Aug. 5, 2012
We all dream of being published. After all, that’s our goal as we write that great American novel, isn’t it?
The best way to catch a publisher is to study the guidelines, look at their published books and ask yourself: Does my book fit into this listing? If it doesn’t, keep looking.
Some of the resources I use include Writers Market, a huge book that lists most publishers, addresses and a short quip on what they’re looking for. If they say “No unsolicited manuscripts”, then don’t send any. They are looking for agent-sponsored books. I also read the back part of The Writer magazine, which lists markets each month. (Unfortunately it will stop publishing soon.) In this month’s issue (Aug. 2012) they listed writing programs.
I also look at Poets & Writers, because they have an extensive list in their classifieds of books, conferences, contests, and publishers of chapbooks, magazines, and even job listings.
Two newsletters that I would recommend are: Children’s Writer, which has great advice and previews in each issue one type of genre that publishers are seeking. The other is Children’s Book Insider, which also has great features and advice.
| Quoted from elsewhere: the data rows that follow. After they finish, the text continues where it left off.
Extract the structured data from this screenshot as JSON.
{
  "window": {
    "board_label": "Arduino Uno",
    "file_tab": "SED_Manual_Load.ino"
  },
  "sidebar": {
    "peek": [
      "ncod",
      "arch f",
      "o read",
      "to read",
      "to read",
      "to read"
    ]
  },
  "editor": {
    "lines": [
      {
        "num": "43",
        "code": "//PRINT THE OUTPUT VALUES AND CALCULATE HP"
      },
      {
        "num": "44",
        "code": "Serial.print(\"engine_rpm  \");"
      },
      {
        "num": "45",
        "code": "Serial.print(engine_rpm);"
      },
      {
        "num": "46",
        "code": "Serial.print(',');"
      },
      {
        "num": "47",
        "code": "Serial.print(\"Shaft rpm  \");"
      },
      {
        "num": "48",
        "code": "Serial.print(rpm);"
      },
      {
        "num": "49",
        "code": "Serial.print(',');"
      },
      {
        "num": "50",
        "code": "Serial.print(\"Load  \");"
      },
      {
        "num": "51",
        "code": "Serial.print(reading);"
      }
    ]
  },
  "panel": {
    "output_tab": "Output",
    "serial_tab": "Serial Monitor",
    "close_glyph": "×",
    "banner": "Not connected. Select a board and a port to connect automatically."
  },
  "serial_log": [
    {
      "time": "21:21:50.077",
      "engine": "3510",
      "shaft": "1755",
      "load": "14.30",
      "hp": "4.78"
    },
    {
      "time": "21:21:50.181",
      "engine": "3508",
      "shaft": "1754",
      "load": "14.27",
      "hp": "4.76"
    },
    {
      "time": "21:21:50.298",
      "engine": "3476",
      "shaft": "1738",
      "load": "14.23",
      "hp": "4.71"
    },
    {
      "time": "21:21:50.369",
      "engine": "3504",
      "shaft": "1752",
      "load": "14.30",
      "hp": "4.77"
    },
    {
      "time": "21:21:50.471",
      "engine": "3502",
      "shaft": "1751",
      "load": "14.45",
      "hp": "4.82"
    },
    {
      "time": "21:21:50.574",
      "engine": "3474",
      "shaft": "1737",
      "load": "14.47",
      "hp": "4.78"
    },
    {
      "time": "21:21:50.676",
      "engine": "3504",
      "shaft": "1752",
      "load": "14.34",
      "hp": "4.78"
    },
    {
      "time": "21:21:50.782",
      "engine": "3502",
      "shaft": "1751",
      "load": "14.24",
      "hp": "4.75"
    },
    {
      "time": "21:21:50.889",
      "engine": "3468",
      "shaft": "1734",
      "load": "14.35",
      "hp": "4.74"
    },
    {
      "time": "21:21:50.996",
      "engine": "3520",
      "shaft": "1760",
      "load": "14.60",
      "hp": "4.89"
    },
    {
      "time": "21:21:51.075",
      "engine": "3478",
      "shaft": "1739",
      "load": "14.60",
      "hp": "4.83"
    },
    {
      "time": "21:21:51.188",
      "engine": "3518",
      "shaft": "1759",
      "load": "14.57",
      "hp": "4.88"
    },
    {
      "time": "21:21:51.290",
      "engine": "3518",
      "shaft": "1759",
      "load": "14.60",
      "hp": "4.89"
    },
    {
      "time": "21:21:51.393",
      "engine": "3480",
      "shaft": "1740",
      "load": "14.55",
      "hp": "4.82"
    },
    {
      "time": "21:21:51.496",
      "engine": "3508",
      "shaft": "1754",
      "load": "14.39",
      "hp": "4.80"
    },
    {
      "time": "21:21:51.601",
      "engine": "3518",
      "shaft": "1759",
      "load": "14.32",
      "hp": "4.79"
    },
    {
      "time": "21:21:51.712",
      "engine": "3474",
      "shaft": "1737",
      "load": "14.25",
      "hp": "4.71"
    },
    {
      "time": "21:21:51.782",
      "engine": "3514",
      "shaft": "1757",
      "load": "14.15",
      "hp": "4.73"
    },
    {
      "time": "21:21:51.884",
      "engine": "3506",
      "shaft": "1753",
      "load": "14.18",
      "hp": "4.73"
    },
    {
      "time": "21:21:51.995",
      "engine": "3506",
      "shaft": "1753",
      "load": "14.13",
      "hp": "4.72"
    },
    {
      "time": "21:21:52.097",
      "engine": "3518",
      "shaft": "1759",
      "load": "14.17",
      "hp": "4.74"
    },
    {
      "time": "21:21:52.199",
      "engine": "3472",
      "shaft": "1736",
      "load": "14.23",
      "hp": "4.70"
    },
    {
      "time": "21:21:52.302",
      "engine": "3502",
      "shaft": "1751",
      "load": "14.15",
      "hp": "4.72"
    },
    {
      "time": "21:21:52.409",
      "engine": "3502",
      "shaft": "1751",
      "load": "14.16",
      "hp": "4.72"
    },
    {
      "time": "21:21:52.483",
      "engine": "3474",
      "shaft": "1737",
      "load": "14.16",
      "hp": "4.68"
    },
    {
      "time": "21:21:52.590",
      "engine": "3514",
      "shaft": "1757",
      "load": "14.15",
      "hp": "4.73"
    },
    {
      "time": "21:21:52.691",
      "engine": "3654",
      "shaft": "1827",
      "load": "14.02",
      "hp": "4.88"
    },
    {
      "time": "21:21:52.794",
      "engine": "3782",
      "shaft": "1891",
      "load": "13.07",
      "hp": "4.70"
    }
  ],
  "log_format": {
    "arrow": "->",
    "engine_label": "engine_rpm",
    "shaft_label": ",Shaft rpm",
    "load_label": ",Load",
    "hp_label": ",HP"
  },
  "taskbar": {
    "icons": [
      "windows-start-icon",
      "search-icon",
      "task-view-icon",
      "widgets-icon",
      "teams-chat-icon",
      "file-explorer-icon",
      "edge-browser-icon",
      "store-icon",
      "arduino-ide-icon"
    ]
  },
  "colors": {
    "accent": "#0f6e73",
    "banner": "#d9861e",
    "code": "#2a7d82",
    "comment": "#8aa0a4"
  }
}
When seeking a publisher – whether book or magazine – check out the details they want. These include, but not limited to, target age, word length; do you have photos or illustrations to submit? Check the audience age and make sure it’s appropriate to your subject.
Here are a few suggestions on becoming a published author:
*If it’s a submission to a magazine, read several issues.
*Write simply but clearly; avoid long, winded sentences.
*Take the reader with you – write as if you’re describing the scene, be conversational.
*Make the subject relevant to present-day readers’ lives and interests.
*Lastly, don’t “dumb down” your writing. Children like the challenge of learning new words. Alice in Wonderland is filled with wordplay. Beatrix Potter used complex words in The Tale of Peter Rabbit. It’s a learning possibility.
It’s tough in the publishing world. The more previewing you do, the easier it is to receive an acceptance.